On my return, to Saigon I was eager to see how Vietnam had recovered and changed after the war. I rented a $1-a-day bike and rode out to the familiar sites. The wonderful Continental Hotel, where expats and the press corps once hung out, with its open porch and fanned ceilings, is now a sterile air-conditioned enclosed facade. But over at Givral, which author Graham Greene called “the Milk Bar” in his classic novel The Quiet American, time stood still. I sat down and savored the flan, in the same spot where I’d had my first flan 45 years previously. I rode to Le Loi Boulevard, to the Rex hotel, and had a beer on the same roof where my unit had once eaten Thanksgiving dinner. I went on a tour of the busy waterway of the Mekong Delta. One of these days, yachts will be able to navigate it all the way to Phnom Penh-but that day is far in the future.
It’s probably premature to put Vietnam on your cruising schedule. But one day the country will open up and cruisers will have the time of their lives. The people, the beauty of the country, its rich history, and its proximity to Laos, Cambodia, Thailand, and the Philippines will make Vietnam a popular destination in the far east. The government is working on making the country more accessible to visiting yachts, but these things take time.
If You Go

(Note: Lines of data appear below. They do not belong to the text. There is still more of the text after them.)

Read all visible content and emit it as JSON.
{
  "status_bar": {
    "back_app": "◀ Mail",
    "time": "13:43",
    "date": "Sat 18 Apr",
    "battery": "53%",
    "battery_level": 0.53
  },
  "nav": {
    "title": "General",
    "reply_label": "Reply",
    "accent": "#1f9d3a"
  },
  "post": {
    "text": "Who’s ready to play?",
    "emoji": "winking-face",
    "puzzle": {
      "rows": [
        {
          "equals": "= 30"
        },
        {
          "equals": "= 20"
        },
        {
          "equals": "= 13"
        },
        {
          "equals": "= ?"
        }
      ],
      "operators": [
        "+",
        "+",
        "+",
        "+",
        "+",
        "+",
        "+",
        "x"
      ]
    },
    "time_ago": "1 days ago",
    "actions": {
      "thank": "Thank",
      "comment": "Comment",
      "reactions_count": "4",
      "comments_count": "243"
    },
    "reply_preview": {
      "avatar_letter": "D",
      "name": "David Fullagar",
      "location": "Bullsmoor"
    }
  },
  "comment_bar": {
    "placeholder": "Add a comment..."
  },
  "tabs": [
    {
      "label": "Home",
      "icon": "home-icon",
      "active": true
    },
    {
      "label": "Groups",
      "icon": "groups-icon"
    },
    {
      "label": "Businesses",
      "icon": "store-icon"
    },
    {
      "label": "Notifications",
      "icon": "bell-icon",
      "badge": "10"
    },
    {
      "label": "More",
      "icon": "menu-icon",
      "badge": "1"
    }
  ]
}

You’ll need a tourist visa ($75), it’s good for 90 days and is extendable. Visas can be obtained at any Vietnamese consular section; it took me 10 minutes in Manila. You’ll need a shipping agent, these agents usually handle only large commercial vessels; most have branches in major Vietnamese ports. I used Falcon Shipping Company: main office Ho Chi Minh City ([email protected]; phone: 84-8-930097); in Danang, Mr. Tran Van Vui ([email protected] or [email protected]; phone 84-511-887611); in Nha Trang, Mr. Nguyen Chau ([email protected]; phone 84-58-514641). The main tourist and ship-clearing agency (state-owned) is Saigon Tourist Company (www.saigon-tourist.com). Allan Goodman operates GMIO’Seas Inc. ([email protected]; cell 0001-84-91-8509701). He’s not an agent (he uses Falcon to process the official paperwork) but he may be of great service to cruisers bringing their boats to Vietnam. His business currently is developing a marina in Vietnam, and acting as liaison with agents and visiting private superyachts. This experience makes him an invaluable resource for any cruising boats hoping to enter Vietnam.
Jack van Ommen set out from Gig Harbor, Washington, in February 2005 aboard his Nafa 30-foot mahogany-plywood, clear-varnished kit boat, Fleetwood, built in 1979. Read more about his circumnavigation on his website (www.cometosea.us).